_What you should do_
Retype the listing exactly, with no images.

*** Begin section ***

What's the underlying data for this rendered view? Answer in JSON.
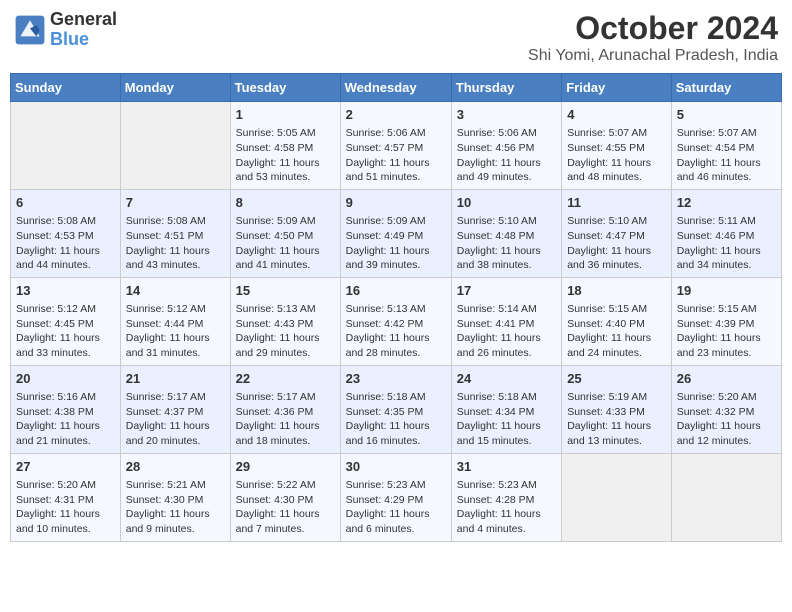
{
  "header": {
    "logo_line1": "General",
    "logo_line2": "Blue",
    "title": "October 2024",
    "subtitle": "Shi Yomi, Arunachal Pradesh, India"
  },
  "days_of_week": [
    "Sunday",
    "Monday",
    "Tuesday",
    "Wednesday",
    "Thursday",
    "Friday",
    "Saturday"
  ],
  "weeks": [
    [
      {
        "day": "",
        "sunrise": "",
        "sunset": "",
        "daylight": ""
      },
      {
        "day": "",
        "sunrise": "",
        "sunset": "",
        "daylight": ""
      },
      {
        "day": "1",
        "sunrise": "Sunrise: 5:05 AM",
        "sunset": "Sunset: 4:58 PM",
        "daylight": "Daylight: 11 hours and 53 minutes."
      },
      {
        "day": "2",
        "sunrise": "Sunrise: 5:06 AM",
        "sunset": "Sunset: 4:57 PM",
        "daylight": "Daylight: 11 hours and 51 minutes."
      },
      {
        "day": "3",
        "sunrise": "Sunrise: 5:06 AM",
        "sunset": "Sunset: 4:56 PM",
        "daylight": "Daylight: 11 hours and 49 minutes."
      },
      {
        "day": "4",
        "sunrise": "Sunrise: 5:07 AM",
        "sunset": "Sunset: 4:55 PM",
        "daylight": "Daylight: 11 hours and 48 minutes."
      },
      {
        "day": "5",
        "sunrise": "Sunrise: 5:07 AM",
        "sunset": "Sunset: 4:54 PM",
        "daylight": "Daylight: 11 hours and 46 minutes."
      }
    ],
    [
      {
        "day": "6",
        "sunrise": "Sunrise: 5:08 AM",
        "sunset": "Sunset: 4:53 PM",
        "daylight": "Daylight: 11 hours and 44 minutes."
      },
      {
        "day": "7",
        "sunrise": "Sunrise: 5:08 AM",
        "sunset": "Sunset: 4:51 PM",
        "daylight": "Daylight: 11 hours and 43 minutes."
      },
      {
        "day": "8",
        "sunrise": "Sunrise: 5:09 AM",
        "sunset": "Sunset: 4:50 PM",
        "daylight": "Daylight: 11 hours and 41 minutes."
      },
      {
        "day": "9",
        "sunrise": "Sunrise: 5:09 AM",
        "sunset": "Sunset: 4:49 PM",
        "daylight": "Daylight: 11 hours and 39 minutes."
      },
      {
        "day": "10",
        "sunrise": "Sunrise: 5:10 AM",
        "sunset": "Sunset: 4:48 PM",
        "daylight": "Daylight: 11 hours and 38 minutes."
      },
      {
        "day": "11",
        "sunrise": "Sunrise: 5:10 AM",
        "sunset": "Sunset: 4:47 PM",
        "daylight": "Daylight: 11 hours and 36 minutes."
      },
      {
        "day": "12",
        "sunrise": "Sunrise: 5:11 AM",
        "sunset": "Sunset: 4:46 PM",
        "daylight": "Daylight: 11 hours and 34 minutes."
      }
    ],
    [
      {
        "day": "13",
        "sunrise": "Sunrise: 5:12 AM",
        "sunset": "Sunset: 4:45 PM",
        "daylight": "Daylight: 11 hours and 33 minutes."
      },
      {
        "day": "14",
        "sunrise": "Sunrise: 5:12 AM",
        "sunset": "Sunset: 4:44 PM",
        "daylight": "Daylight: 11 hours and 31 minutes."
      },
      {
        "day": "15",
        "sunrise": "Sunrise: 5:13 AM",
        "sunset": "Sunset: 4:43 PM",
        "daylight": "Daylight: 11 hours and 29 minutes."
      },
      {
        "day": "16",
        "sunrise": "Sunrise: 5:13 AM",
        "sunset": "Sunset: 4:42 PM",
        "daylight": "Daylight: 11 hours and 28 minutes."
      },
      {
        "day": "17",
        "sunrise": "Sunrise: 5:14 AM",
        "sunset": "Sunset: 4:41 PM",
        "daylight": "Daylight: 11 hours and 26 minutes."
      },
      {
        "day": "18",
        "sunrise": "Sunrise: 5:15 AM",
        "sunset": "Sunset: 4:40 PM",
        "daylight": "Daylight: 11 hours and 24 minutes."
      },
      {
        "day": "19",
        "sunrise": "Sunrise: 5:15 AM",
        "sunset": "Sunset: 4:39 PM",
        "daylight": "Daylight: 11 hours and 23 minutes."
      }
    ],
    [
      {
        "day": "20",
        "sunrise": "Sunrise: 5:16 AM",
        "sunset": "Sunset: 4:38 PM",
        "daylight": "Daylight: 11 hours and 21 minutes."
      },
      {
        "day": "21",
        "sunrise": "Sunrise: 5:17 AM",
        "sunset": "Sunset: 4:37 PM",
        "daylight": "Daylight: 11 hours and 20 minutes."
      },
      {
        "day": "22",
        "sunrise": "Sunrise: 5:17 AM",
        "sunset": "Sunset: 4:36 PM",
        "daylight": "Daylight: 11 hours and 18 minutes."
      },
      {
        "day": "23",
        "sunrise": "Sunrise: 5:18 AM",
        "sunset": "Sunset: 4:35 PM",
        "daylight": "Daylight: 11 hours and 16 minutes."
      },
      {
        "day": "24",
        "sunrise": "Sunrise: 5:18 AM",
        "sunset": "Sunset: 4:34 PM",
        "daylight": "Daylight: 11 hours and 15 minutes."
      },
      {
        "day": "25",
        "sunrise": "Sunrise: 5:19 AM",
        "sunset": "Sunset: 4:33 PM",
        "daylight": "Daylight: 11 hours and 13 minutes."
      },
      {
        "day": "26",
        "sunrise": "Sunrise: 5:20 AM",
        "sunset": "Sunset: 4:32 PM",
        "daylight": "Daylight: 11 hours and 12 minutes."
      }
    ],
    [
      {
        "day": "27",
        "sunrise": "Sunrise: 5:20 AM",
        "sunset": "Sunset: 4:31 PM",
        "daylight": "Daylight: 11 hours and 10 minutes."
      },
      {
        "day": "28",
        "sunrise": "Sunrise: 5:21 AM",
        "sunset": "Sunset: 4:30 PM",
        "daylight": "Daylight: 11 hours and 9 minutes."
      },
      {
        "day": "29",
        "sunrise": "Sunrise: 5:22 AM",
        "sunset": "Sunset: 4:30 PM",
        "daylight": "Daylight: 11 hours and 7 minutes."
      },
      {
        "day": "30",
        "sunrise": "Sunrise: 5:23 AM",
        "sunset": "Sunset: 4:29 PM",
        "daylight": "Daylight: 11 hours and 6 minutes."
      },
      {
        "day": "31",
        "sunrise": "Sunrise: 5:23 AM",
        "sunset": "Sunset: 4:28 PM",
        "daylight": "Daylight: 11 hours and 4 minutes."
      },
      {
        "day": "",
        "sunrise": "",
        "sunset": "",
        "daylight": ""
      },
      {
        "day": "",
        "sunrise": "",
        "sunset": "",
        "daylight": ""
      }
    ]
  ]
}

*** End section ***

_Your response_
What's the underlying data for this rendered view? Answer in JSON.
{
  "header": {
    "logo_line1": "General",
    "logo_line2": "Blue",
    "title": "October 2024",
    "subtitle": "Shi Yomi, Arunachal Pradesh, India"
  },
  "days_of_week": [
    "Sunday",
    "Monday",
    "Tuesday",
    "Wednesday",
    "Thursday",
    "Friday",
    "Saturday"
  ],
  "weeks": [
    [
      {
        "day": "",
        "sunrise": "",
        "sunset": "",
        "daylight": ""
      },
      {
        "day": "",
        "sunrise": "",
        "sunset": "",
        "daylight": ""
      },
      {
        "day": "1",
        "sunrise": "Sunrise: 5:05 AM",
        "sunset": "Sunset: 4:58 PM",
        "daylight": "Daylight: 11 hours and 53 minutes."
      },
      {
        "day": "2",
        "sunrise": "Sunrise: 5:06 AM",
        "sunset": "Sunset: 4:57 PM",
        "daylight": "Daylight: 11 hours and 51 minutes."
      },
      {
        "day": "3",
        "sunrise": "Sunrise: 5:06 AM",
        "sunset": "Sunset: 4:56 PM",
        "daylight": "Daylight: 11 hours and 49 minutes."
      },
      {
        "day": "4",
        "sunrise": "Sunrise: 5:07 AM",
        "sunset": "Sunset: 4:55 PM",
        "daylight": "Daylight: 11 hours and 48 minutes."
      },
      {
        "day": "5",
        "sunrise": "Sunrise: 5:07 AM",
        "sunset": "Sunset: 4:54 PM",
        "daylight": "Daylight: 11 hours and 46 minutes."
      }
    ],
    [
      {
        "day": "6",
        "sunrise": "Sunrise: 5:08 AM",
        "sunset": "Sunset: 4:53 PM",
        "daylight": "Daylight: 11 hours and 44 minutes."
      },
      {
        "day": "7",
        "sunrise": "Sunrise: 5:08 AM",
        "sunset": "Sunset: 4:51 PM",
        "daylight": "Daylight: 11 hours and 43 minutes."
      },
      {
        "day": "8",
        "sunrise": "Sunrise: 5:09 AM",
        "sunset": "Sunset: 4:50 PM",
        "daylight": "Daylight: 11 hours and 41 minutes."
      },
      {
        "day": "9",
        "sunrise": "Sunrise: 5:09 AM",
        "sunset": "Sunset: 4:49 PM",
        "daylight": "Daylight: 11 hours and 39 minutes."
      },
      {
        "day": "10",
        "sunrise": "Sunrise: 5:10 AM",
        "sunset": "Sunset: 4:48 PM",
        "daylight": "Daylight: 11 hours and 38 minutes."
      },
      {
        "day": "11",
        "sunrise": "Sunrise: 5:10 AM",
        "sunset": "Sunset: 4:47 PM",
        "daylight": "Daylight: 11 hours and 36 minutes."
      },
      {
        "day": "12",
        "sunrise": "Sunrise: 5:11 AM",
        "sunset": "Sunset: 4:46 PM",
        "daylight": "Daylight: 11 hours and 34 minutes."
      }
    ],
    [
      {
        "day": "13",
        "sunrise": "Sunrise: 5:12 AM",
        "sunset": "Sunset: 4:45 PM",
        "daylight": "Daylight: 11 hours and 33 minutes."
      },
      {
        "day": "14",
        "sunrise": "Sunrise: 5:12 AM",
        "sunset": "Sunset: 4:44 PM",
        "daylight": "Daylight: 11 hours and 31 minutes."
      },
      {
        "day": "15",
        "sunrise": "Sunrise: 5:13 AM",
        "sunset": "Sunset: 4:43 PM",
        "daylight": "Daylight: 11 hours and 29 minutes."
      },
      {
        "day": "16",
        "sunrise": "Sunrise: 5:13 AM",
        "sunset": "Sunset: 4:42 PM",
        "daylight": "Daylight: 11 hours and 28 minutes."
      },
      {
        "day": "17",
        "sunrise": "Sunrise: 5:14 AM",
        "sunset": "Sunset: 4:41 PM",
        "daylight": "Daylight: 11 hours and 26 minutes."
      },
      {
        "day": "18",
        "sunrise": "Sunrise: 5:15 AM",
        "sunset": "Sunset: 4:40 PM",
        "daylight": "Daylight: 11 hours and 24 minutes."
      },
      {
        "day": "19",
        "sunrise": "Sunrise: 5:15 AM",
        "sunset": "Sunset: 4:39 PM",
        "daylight": "Daylight: 11 hours and 23 minutes."
      }
    ],
    [
      {
        "day": "20",
        "sunrise": "Sunrise: 5:16 AM",
        "sunset": "Sunset: 4:38 PM",
        "daylight": "Daylight: 11 hours and 21 minutes."
      },
      {
        "day": "21",
        "sunrise": "Sunrise: 5:17 AM",
        "sunset": "Sunset: 4:37 PM",
        "daylight": "Daylight: 11 hours and 20 minutes."
      },
      {
        "day": "22",
        "sunrise": "Sunrise: 5:17 AM",
        "sunset": "Sunset: 4:36 PM",
        "daylight": "Daylight: 11 hours and 18 minutes."
      },
      {
        "day": "23",
        "sunrise": "Sunrise: 5:18 AM",
        "sunset": "Sunset: 4:35 PM",
        "daylight": "Daylight: 11 hours and 16 minutes."
      },
      {
        "day": "24",
        "sunrise": "Sunrise: 5:18 AM",
        "sunset": "Sunset: 4:34 PM",
        "daylight": "Daylight: 11 hours and 15 minutes."
      },
      {
        "day": "25",
        "sunrise": "Sunrise: 5:19 AM",
        "sunset": "Sunset: 4:33 PM",
        "daylight": "Daylight: 11 hours and 13 minutes."
      },
      {
        "day": "26",
        "sunrise": "Sunrise: 5:20 AM",
        "sunset": "Sunset: 4:32 PM",
        "daylight": "Daylight: 11 hours and 12 minutes."
      }
    ],
    [
      {
        "day": "27",
        "sunrise": "Sunrise: 5:20 AM",
        "sunset": "Sunset: 4:31 PM",
        "daylight": "Daylight: 11 hours and 10 minutes."
      },
      {
        "day": "28",
        "sunrise": "Sunrise: 5:21 AM",
        "sunset": "Sunset: 4:30 PM",
        "daylight": "Daylight: 11 hours and 9 minutes."
      },
      {
        "day": "29",
        "sunrise": "Sunrise: 5:22 AM",
        "sunset": "Sunset: 4:30 PM",
        "daylight": "Daylight: 11 hours and 7 minutes."
      },
      {
        "day": "30",
        "sunrise": "Sunrise: 5:23 AM",
        "sunset": "Sunset: 4:29 PM",
        "daylight": "Daylight: 11 hours and 6 minutes."
      },
      {
        "day": "31",
        "sunrise": "Sunrise: 5:23 AM",
        "sunset": "Sunset: 4:28 PM",
        "daylight": "Daylight: 11 hours and 4 minutes."
      },
      {
        "day": "",
        "sunrise": "",
        "sunset": "",
        "daylight": ""
      },
      {
        "day": "",
        "sunrise": "",
        "sunset": "",
        "daylight": ""
      }
    ]
  ]
}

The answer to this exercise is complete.